“Conservatives have been right more often than not — and more often than liberals — about most of the important issues of the day: about Communism and jihadism, crime and welfare, education and the family. Conservative policies have on the whole worked — insofar as any set of policies can be said to “work” in the real world. Conservatives of the Reagan-Bush-Gingrich-Bush years have a fair amount to be proud of.”
I’m not sure exactly what Kristol means by being right about “crime” but if he is invoking the claim made by conservative politicians starting with Wallace, Nixon, and Reagan in ’68, that liberals were dangerously out of touch with voters concerns about crime I wish to dissent. This claim is and was unfair to both liberal and conservatives. Liberalism helped launch and sustain the war on crime, and conservatives do not deserve exclusive blame for the resulting hyper-extension of the worst kinds of “big government” carried out in its name.

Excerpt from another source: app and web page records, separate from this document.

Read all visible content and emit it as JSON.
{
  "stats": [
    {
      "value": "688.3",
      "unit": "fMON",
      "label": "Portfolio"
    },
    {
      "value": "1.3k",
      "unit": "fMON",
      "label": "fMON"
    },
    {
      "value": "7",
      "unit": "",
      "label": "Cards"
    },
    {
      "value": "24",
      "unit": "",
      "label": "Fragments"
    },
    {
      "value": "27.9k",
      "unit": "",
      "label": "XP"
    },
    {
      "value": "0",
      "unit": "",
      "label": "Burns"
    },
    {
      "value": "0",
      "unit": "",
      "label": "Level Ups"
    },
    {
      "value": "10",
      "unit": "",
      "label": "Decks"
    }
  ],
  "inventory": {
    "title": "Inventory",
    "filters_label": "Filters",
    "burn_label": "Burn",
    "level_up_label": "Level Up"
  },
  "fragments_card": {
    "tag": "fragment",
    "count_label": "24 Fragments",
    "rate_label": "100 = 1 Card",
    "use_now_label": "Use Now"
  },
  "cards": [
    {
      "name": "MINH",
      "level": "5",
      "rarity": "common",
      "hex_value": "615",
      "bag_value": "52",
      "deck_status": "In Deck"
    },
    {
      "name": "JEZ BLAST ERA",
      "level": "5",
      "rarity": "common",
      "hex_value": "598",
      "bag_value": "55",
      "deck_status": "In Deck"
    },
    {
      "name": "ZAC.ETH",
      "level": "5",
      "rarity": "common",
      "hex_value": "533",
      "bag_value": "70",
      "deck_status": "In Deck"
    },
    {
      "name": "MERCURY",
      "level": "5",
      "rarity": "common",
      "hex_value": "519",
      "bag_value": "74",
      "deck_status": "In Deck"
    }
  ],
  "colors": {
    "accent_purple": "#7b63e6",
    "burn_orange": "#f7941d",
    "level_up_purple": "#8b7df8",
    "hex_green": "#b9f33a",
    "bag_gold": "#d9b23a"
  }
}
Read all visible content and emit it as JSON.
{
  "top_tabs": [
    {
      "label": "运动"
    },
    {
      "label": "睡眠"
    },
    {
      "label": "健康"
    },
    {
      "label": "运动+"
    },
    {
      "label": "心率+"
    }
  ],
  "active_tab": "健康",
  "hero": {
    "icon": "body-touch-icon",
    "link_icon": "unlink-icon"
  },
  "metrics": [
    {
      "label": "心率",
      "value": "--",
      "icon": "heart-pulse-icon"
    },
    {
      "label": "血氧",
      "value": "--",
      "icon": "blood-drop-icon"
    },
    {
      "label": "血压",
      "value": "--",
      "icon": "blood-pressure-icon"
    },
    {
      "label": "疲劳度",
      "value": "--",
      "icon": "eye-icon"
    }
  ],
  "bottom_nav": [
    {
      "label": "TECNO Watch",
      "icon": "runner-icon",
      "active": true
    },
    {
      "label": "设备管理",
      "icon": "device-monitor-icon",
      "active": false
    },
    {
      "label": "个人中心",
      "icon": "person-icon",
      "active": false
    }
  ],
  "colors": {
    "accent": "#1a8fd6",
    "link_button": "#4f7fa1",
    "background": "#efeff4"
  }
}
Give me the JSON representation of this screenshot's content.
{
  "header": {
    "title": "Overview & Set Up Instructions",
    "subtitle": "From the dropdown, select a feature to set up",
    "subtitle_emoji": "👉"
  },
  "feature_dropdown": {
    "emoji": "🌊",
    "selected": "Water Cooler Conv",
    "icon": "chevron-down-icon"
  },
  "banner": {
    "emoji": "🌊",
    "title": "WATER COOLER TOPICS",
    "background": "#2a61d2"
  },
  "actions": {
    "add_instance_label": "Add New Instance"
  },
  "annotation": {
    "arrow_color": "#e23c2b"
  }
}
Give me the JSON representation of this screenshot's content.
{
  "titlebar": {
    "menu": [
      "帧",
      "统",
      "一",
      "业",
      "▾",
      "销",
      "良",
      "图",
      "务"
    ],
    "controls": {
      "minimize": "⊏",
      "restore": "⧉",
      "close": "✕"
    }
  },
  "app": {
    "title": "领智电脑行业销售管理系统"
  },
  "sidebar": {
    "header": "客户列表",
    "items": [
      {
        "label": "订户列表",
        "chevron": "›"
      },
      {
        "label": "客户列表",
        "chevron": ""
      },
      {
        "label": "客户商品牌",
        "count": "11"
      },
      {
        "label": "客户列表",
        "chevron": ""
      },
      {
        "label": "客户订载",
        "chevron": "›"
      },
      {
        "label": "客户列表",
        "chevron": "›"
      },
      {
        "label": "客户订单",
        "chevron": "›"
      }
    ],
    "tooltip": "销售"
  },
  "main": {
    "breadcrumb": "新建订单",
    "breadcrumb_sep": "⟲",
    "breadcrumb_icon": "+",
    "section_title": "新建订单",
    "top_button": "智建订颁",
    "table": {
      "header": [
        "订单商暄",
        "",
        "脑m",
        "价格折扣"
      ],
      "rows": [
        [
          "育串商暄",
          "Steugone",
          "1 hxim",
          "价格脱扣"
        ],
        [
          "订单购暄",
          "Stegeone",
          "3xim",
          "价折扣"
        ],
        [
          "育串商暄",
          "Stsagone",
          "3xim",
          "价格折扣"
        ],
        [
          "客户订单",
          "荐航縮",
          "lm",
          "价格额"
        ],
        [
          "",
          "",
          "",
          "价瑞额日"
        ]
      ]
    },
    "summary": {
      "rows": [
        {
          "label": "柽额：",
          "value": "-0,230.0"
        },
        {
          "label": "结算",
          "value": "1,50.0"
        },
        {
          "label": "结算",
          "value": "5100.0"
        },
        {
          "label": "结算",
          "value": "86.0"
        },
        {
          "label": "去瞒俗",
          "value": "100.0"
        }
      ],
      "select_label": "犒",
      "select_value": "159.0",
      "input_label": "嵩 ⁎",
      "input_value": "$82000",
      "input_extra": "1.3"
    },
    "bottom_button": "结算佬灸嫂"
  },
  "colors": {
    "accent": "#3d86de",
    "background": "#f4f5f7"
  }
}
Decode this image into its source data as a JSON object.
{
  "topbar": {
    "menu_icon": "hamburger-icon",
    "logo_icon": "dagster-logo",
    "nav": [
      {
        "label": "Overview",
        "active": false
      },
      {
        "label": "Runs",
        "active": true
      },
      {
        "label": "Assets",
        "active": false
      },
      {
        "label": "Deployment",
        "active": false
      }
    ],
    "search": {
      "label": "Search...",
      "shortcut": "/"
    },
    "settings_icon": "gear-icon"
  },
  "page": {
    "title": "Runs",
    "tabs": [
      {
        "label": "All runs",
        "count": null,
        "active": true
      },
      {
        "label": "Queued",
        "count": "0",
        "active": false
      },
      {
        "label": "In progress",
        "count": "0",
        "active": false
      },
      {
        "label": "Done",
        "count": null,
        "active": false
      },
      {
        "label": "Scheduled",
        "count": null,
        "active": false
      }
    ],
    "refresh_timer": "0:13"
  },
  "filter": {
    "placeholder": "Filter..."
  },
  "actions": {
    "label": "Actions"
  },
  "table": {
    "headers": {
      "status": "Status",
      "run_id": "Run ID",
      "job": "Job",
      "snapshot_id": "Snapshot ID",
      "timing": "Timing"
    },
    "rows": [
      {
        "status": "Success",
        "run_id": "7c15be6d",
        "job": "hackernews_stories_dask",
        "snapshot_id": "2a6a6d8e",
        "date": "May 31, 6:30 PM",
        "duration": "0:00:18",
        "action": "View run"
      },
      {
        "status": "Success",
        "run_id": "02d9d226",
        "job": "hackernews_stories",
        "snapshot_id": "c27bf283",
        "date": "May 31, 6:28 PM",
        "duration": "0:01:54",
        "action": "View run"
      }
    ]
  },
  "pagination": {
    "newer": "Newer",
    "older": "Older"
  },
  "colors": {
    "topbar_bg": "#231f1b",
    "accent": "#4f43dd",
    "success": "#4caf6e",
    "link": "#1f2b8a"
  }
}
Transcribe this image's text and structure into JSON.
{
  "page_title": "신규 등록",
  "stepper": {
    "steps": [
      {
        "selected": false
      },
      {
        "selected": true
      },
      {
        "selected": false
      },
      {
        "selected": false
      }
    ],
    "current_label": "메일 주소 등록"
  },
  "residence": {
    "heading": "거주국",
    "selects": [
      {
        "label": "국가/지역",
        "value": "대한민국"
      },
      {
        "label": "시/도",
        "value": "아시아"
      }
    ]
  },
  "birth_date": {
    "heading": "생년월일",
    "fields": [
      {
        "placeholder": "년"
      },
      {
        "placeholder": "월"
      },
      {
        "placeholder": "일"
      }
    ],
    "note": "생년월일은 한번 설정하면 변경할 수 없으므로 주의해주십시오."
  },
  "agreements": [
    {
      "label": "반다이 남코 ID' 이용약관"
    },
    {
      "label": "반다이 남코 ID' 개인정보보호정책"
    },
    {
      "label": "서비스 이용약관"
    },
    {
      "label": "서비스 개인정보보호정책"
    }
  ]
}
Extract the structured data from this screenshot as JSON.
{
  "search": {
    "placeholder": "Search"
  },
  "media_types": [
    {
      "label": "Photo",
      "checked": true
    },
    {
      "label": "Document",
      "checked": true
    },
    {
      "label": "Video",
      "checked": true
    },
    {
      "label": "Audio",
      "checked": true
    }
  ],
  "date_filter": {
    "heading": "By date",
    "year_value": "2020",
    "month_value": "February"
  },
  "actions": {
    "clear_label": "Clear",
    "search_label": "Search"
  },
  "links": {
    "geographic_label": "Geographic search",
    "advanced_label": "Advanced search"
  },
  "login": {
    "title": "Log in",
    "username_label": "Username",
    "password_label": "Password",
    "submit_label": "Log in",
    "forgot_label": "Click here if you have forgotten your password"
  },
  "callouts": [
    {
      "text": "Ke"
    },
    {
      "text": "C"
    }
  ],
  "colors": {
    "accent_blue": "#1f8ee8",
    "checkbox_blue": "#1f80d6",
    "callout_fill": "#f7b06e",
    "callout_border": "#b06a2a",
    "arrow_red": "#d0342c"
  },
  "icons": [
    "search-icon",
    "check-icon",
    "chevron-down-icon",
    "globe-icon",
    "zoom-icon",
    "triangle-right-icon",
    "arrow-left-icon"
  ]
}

The historical record shows that liberals saw early and with alarm that rising crime in the 1960s was a threat to their New Deal coalition based in the big metropolitan areas. LBJ declared war on crime and launched a full scale presidential commission to explore its causes and solutions. While he imagined the war to be a front in his war on poverty, he began the pattern of massive federal investment in state law enforcement that continued through the 1970s (ironically Reagan largely ended that flow, while investing in other strategies).
Without an experienced and proven Detroit Violent Crimes Lawyer who possesses the necessary knowledge and skills to negotiate the complex laws and statutes of your specific case, you will be at an extreme disadvantage and be subjected to a lengthy prison term or even worse.
The New York Times recently featured the stories of unauthorized immigrant mothers whose parental rights to their children have either been terminated or at risk of being terminated as a result of their incarceration in jail or detention centers. One mother, for instance, was apprehended two years during an immigration raid of her workplace and has since been serving time in prison for identity theft. While in jail, a couple petitioned to adopt her son (to which she did not give consent) and the court approved the petition several months later without her knowledge.
This news article highlights one of the troubling consequences of increased immigration law enforcement in the U.S. on immigrant families and the communities in which they reside. One part of the opinion is worth quoting. In terminating the woman’s parental rights, the judge stated that, “[h]er lifestyle, that of smuggling herself into the country illegally and committing crimes in this country, is not a lifestyle that can provide stability for a child.”
I was perturbed by this statement and chose to include it here because it points to an area that may be explored further: the intersections between family law, criminal law and immigration law. In recent years, a number of legal scholars have focused on exploring the relationship between family law and criminal law. Among them are Prawfsblawg’s Dan Markel and Ethan Lieb, who, along with Jennifer Collins, have authored a book and several articles addressing the role of family ties in the criminal justice system. Jeannie Suk has examined the concept of the home and family privacy as it relates to domestic violence enforcement and the operation of the Fourth Amendment, while Melissa Murrayhas considered the way in which criminal law and family law work cooperatively to structure the normative contours of intimate life.